As a doting parent you want to give your darling baby the best chance at finding real, stable success and happiness in life, and one of the best ways of fostering creativity, intelligence and adaptability is by teaching your child more than one language as early as possible. Children have an easier time learning multiple languages early in their development, when they’re just starting to babble their first words. Incorporating additional vocabulary (with the help of some practical advice) is a simple process.
Parents Who Speak One Language
You may wonder how, as a parent who speaks only one language, you can provide the right environment for your baby boy or girl to accomplish this seemingly difficult task. Though bilingual parents often have a head start here, parents of all backgrounds and experience levels can still employ these tips. So fear not, there are numerous solutions for a monolingual parent for introducing and reinforcing any tongue of your choice, even a nuanced and beautiful dialect like Vietnamese or Chickasaw. Here are some simple suggestions, tips and tricks for getting started.
Though there is no specific age at which children should first start learning, the younger the child, the more impact the lessons are likely to have. Some educators recommend beginning around preschool, but your little one can start at two or three by learning two words, one in English and one in, say, French, Spanish or Mandarin, for the everyday objects he encounters. Introducing short phrases naturally, such as buenos tardes or au revoir, and quizzing your babies during regular activities makes the experience pleasant, easy and fun.
Teaching at Home
Teaching at home is a surprisingly simple process for bilingual parents, who can simply speak directly to the child in either tongue, or choose one parent to speak in one language and the other in the secondary one. This helps differentiate the two speeches, which helps the child separate vocabulary and grammar. Monolinguists aren’t left out of this process. Many toys, games and television shows are adept at familiarizing both children and adults with new words in the correct accents.
In addition to routine at-home instruction, you always have the option of advancing the progress with outside classes and influence. Foreign language schooling assists casual practice with formal explanations and exercises. If you have the opportunity, a less expensive option is allowing fluent friends and family members time to converse with your little one in their native tongue.
A Native Language
Sometimes the hardest part of starting a second language program is choosing just one to speak.

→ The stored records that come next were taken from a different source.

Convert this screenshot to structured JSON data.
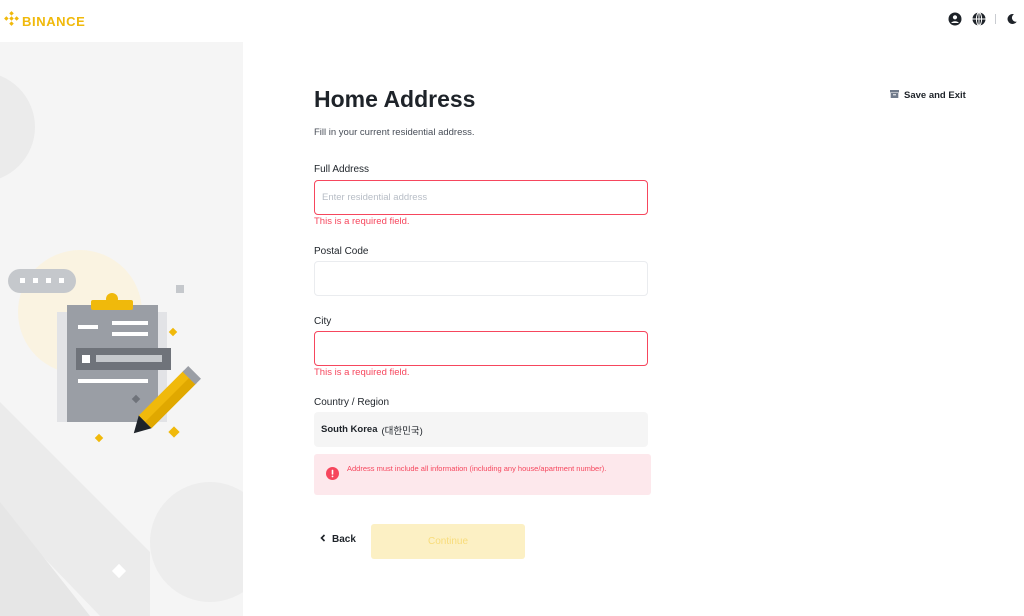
{
  "header": {
    "brand": "BINANCE",
    "icons": [
      "binance-logo-icon",
      "user-icon",
      "globe-icon",
      "moon-icon"
    ],
    "brand_color": "#f0b90b"
  },
  "save_exit": {
    "label": "Save and Exit",
    "icon": "archive-icon"
  },
  "form": {
    "title": "Home Address",
    "subtitle": "Fill in your current residential address.",
    "full_address": {
      "label": "Full Address",
      "placeholder": "Enter residential address",
      "value": "",
      "error": "This is a required field."
    },
    "postal_code": {
      "label": "Postal Code",
      "value": ""
    },
    "city": {
      "label": "City",
      "value": "",
      "error": "This is a required field."
    },
    "country": {
      "label": "Country / Region",
      "value_en": "South Korea",
      "value_native": "(대한민국)"
    },
    "alert": {
      "icon": "alert-circle-icon",
      "text": "Address must include all information (including any house/apartment number)."
    },
    "back_label": "Back",
    "continue_label": "Continue"
  },
  "colors": {
    "error": "#f6465d",
    "accent": "#f0b90b",
    "continue_disabled_bg": "#fcf0c4"
  }
}
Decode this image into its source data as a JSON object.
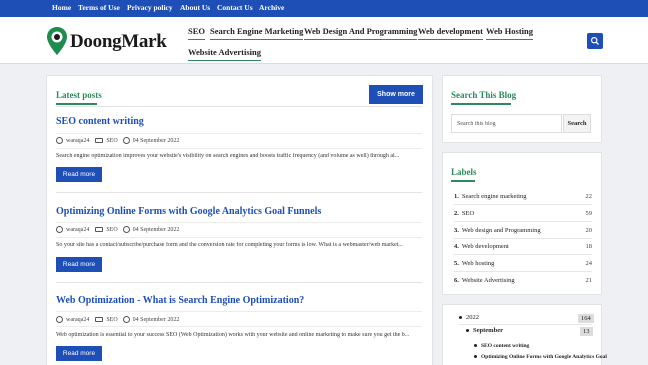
{
  "top_nav": [
    "Home",
    "Terms of Use",
    "Privacy policy",
    "About Us",
    "Contact Us",
    "Archive"
  ],
  "site": {
    "logo": "DoongMark"
  },
  "main_nav": [
    "SEO",
    "Search Engine Marketing",
    "Web Design And Programming",
    "Web development",
    "Web Hosting",
    "Website Advertising"
  ],
  "latest": {
    "heading": "Latest posts",
    "show_more": "Show more",
    "read_more": "Read more",
    "posts": [
      {
        "title": "SEO content writing",
        "author": "waraqa24",
        "label": "SEO",
        "date": "04 September 2022",
        "snippet": "Search engine optimization improves your website's visibility on search engines and boosts traffic frequency (and volume as well) through al..."
      },
      {
        "title": "Optimizing Online Forms with Google Analytics Goal Funnels",
        "author": "waraqa24",
        "label": "SEO",
        "date": "04 September 2022",
        "snippet": "So your site has a contact/subscribe/purchase form and the conversion rate for completing your forms is low. What is a webmaster/web market..."
      },
      {
        "title": "Web Optimization - What is Search Engine Optimization?",
        "author": "waraqa24",
        "label": "SEO",
        "date": "04 September 2022",
        "snippet": "Web optimization is essential to your success SEO (Web Optimization) works with your website and online marketing to make sure you get the b..."
      }
    ]
  },
  "search_blog": {
    "heading": "Search This Blog",
    "placeholder": "Search this blog",
    "button": "Search"
  },
  "labels": {
    "heading": "Labels",
    "items": [
      {
        "num": "1.",
        "name": "Search engine marketing",
        "count": "22"
      },
      {
        "num": "2.",
        "name": "SEO",
        "count": "59"
      },
      {
        "num": "3.",
        "name": "Web design and Programming",
        "count": "20"
      },
      {
        "num": "4.",
        "name": "Web development",
        "count": "18"
      },
      {
        "num": "5.",
        "name": "Web hosting",
        "count": "24"
      },
      {
        "num": "6.",
        "name": "Website Advertising",
        "count": "21"
      }
    ]
  },
  "archive": {
    "year": "2022",
    "year_count": "164",
    "month": "September",
    "month_count": "13",
    "posts": [
      "SEO content writing",
      "Optimizing Online Forms with Google Analytics Goal"
    ]
  },
  "colors": {
    "primary": "#1d4fb7",
    "accent": "#2d8a5a"
  }
}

There are fine reasons for speaking Italian, Portuguese or Cantonese, but one unusual choice that’s rich with history is Chickasaw. Encouraging your children to learn this beautiful Native American tongue helps protect an important culture, while also giving your baby a big step up in school and life. You can find more information at the Oklahoma Cultural Center.
Your child is beautiful, smart and precious, so give him or her the best chance at developing confidence and creativity, happiness and achievement by instilling in him the advantage of bilingualism. Whether Spanish, German or Chickasaw, a second language is often the foundation for success.